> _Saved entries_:
·····

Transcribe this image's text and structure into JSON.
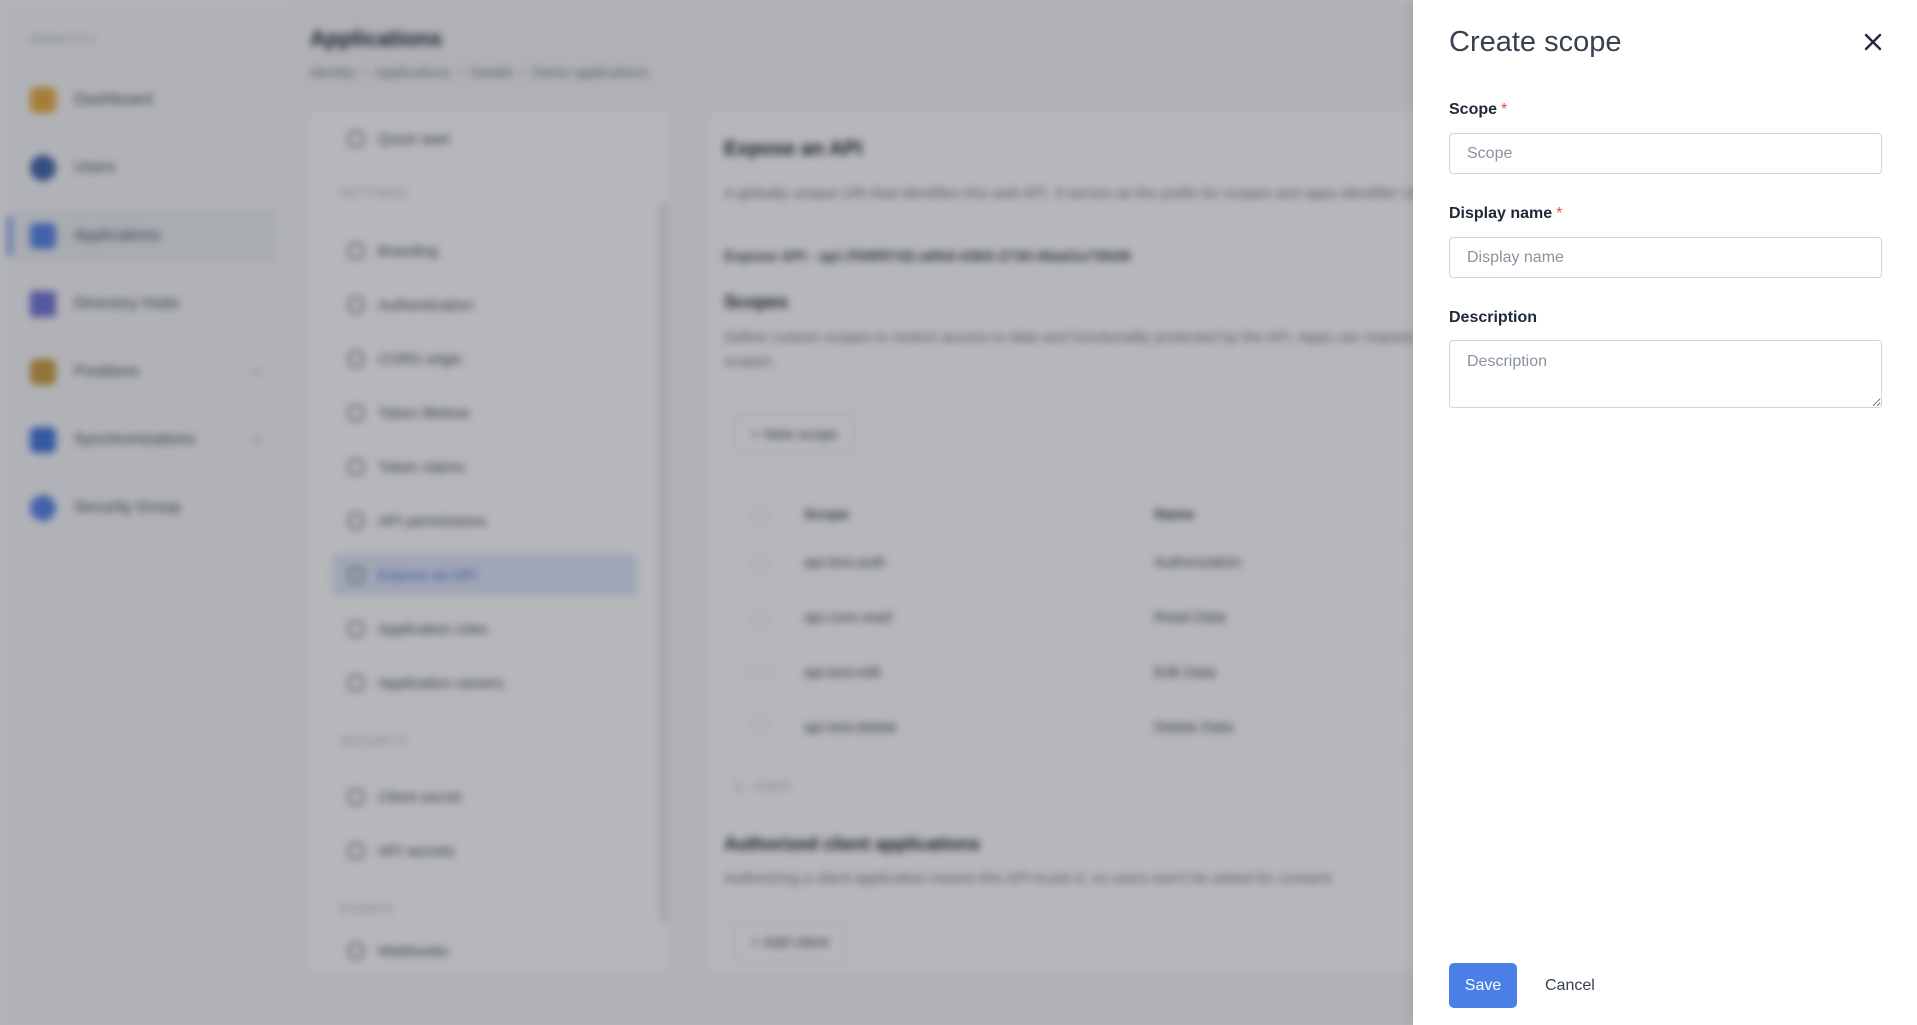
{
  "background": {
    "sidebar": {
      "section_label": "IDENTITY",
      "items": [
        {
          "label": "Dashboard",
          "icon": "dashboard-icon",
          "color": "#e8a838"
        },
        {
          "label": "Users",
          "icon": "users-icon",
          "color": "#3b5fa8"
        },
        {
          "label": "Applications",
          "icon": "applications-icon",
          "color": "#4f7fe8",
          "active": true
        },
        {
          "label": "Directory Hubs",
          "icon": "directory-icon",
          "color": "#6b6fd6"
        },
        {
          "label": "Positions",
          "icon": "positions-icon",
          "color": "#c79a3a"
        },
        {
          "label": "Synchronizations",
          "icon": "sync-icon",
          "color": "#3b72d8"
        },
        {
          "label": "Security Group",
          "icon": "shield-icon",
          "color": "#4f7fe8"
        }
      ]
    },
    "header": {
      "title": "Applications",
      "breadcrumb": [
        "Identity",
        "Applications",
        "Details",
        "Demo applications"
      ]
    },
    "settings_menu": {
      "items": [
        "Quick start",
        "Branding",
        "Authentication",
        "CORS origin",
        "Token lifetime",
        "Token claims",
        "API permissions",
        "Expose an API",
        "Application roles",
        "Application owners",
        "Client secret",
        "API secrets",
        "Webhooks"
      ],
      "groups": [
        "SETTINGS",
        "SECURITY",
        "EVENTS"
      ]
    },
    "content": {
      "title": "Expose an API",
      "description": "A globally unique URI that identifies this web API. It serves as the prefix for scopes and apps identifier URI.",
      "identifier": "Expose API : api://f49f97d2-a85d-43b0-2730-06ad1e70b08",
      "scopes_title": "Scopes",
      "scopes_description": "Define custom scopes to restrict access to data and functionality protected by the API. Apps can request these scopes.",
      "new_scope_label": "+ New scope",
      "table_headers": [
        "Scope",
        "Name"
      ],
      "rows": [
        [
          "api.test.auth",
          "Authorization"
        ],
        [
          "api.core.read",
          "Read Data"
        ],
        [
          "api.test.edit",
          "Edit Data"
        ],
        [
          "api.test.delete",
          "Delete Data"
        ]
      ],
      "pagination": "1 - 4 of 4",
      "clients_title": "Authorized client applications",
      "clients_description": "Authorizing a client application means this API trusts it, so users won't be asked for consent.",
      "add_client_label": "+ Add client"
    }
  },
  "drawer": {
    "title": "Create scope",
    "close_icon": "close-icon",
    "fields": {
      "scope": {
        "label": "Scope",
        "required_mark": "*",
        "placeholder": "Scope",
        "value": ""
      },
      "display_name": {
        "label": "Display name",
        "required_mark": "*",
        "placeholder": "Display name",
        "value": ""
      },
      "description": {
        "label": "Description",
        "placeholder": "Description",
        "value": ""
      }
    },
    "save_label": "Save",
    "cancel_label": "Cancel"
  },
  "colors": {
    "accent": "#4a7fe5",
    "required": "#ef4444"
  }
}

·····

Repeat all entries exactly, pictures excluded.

Transcribe this image's text and structure into JSON.
{
  "background": {
    "sidebar": {
      "section_label": "IDENTITY",
      "items": [
        {
          "label": "Dashboard",
          "icon": "dashboard-icon",
          "color": "#e8a838"
        },
        {
          "label": "Users",
          "icon": "users-icon",
          "color": "#3b5fa8"
        },
        {
          "label": "Applications",
          "icon": "applications-icon",
          "color": "#4f7fe8",
          "active": true
        },
        {
          "label": "Directory Hubs",
          "icon": "directory-icon",
          "color": "#6b6fd6"
        },
        {
          "label": "Positions",
          "icon": "positions-icon",
          "color": "#c79a3a"
        },
        {
          "label": "Synchronizations",
          "icon": "sync-icon",
          "color": "#3b72d8"
        },
        {
          "label": "Security Group",
          "icon": "shield-icon",
          "color": "#4f7fe8"
        }
      ]
    },
    "header": {
      "title": "Applications",
      "breadcrumb": [
        "Identity",
        "Applications",
        "Details",
        "Demo applications"
      ]
    },
    "settings_menu": {
      "items": [
        "Quick start",
        "Branding",
        "Authentication",
        "CORS origin",
        "Token lifetime",
        "Token claims",
        "API permissions",
        "Expose an API",
        "Application roles",
        "Application owners",
        "Client secret",
        "API secrets",
        "Webhooks"
      ],
      "groups": [
        "SETTINGS",
        "SECURITY",
        "EVENTS"
      ]
    },
    "content": {
      "title": "Expose an API",
      "description": "A globally unique URI that identifies this web API. It serves as the prefix for scopes and apps identifier URI.",
      "identifier": "Expose API : api://f49f97d2-a85d-43b0-2730-06ad1e70b08",
      "scopes_title": "Scopes",
      "scopes_description": "Define custom scopes to restrict access to data and functionality protected by the API. Apps can request these scopes.",
      "new_scope_label": "+ New scope",
      "table_headers": [
        "Scope",
        "Name"
      ],
      "rows": [
        [
          "api.test.auth",
          "Authorization"
        ],
        [
          "api.core.read",
          "Read Data"
        ],
        [
          "api.test.edit",
          "Edit Data"
        ],
        [
          "api.test.delete",
          "Delete Data"
        ]
      ],
      "pagination": "1 - 4 of 4",
      "clients_title": "Authorized client applications",
      "clients_description": "Authorizing a client application means this API trusts it, so users won't be asked for consent.",
      "add_client_label": "+ Add client"
    }
  },
  "drawer": {
    "title": "Create scope",
    "close_icon": "close-icon",
    "fields": {
      "scope": {
        "label": "Scope",
        "required_mark": "*",
        "placeholder": "Scope",
        "value": ""
      },
      "display_name": {
        "label": "Display name",
        "required_mark": "*",
        "placeholder": "Display name",
        "value": ""
      },
      "description": {
        "label": "Description",
        "placeholder": "Description",
        "value": ""
      }
    },
    "save_label": "Save",
    "cancel_label": "Cancel"
  },
  "colors": {
    "accent": "#4a7fe5",
    "required": "#ef4444"
  }
}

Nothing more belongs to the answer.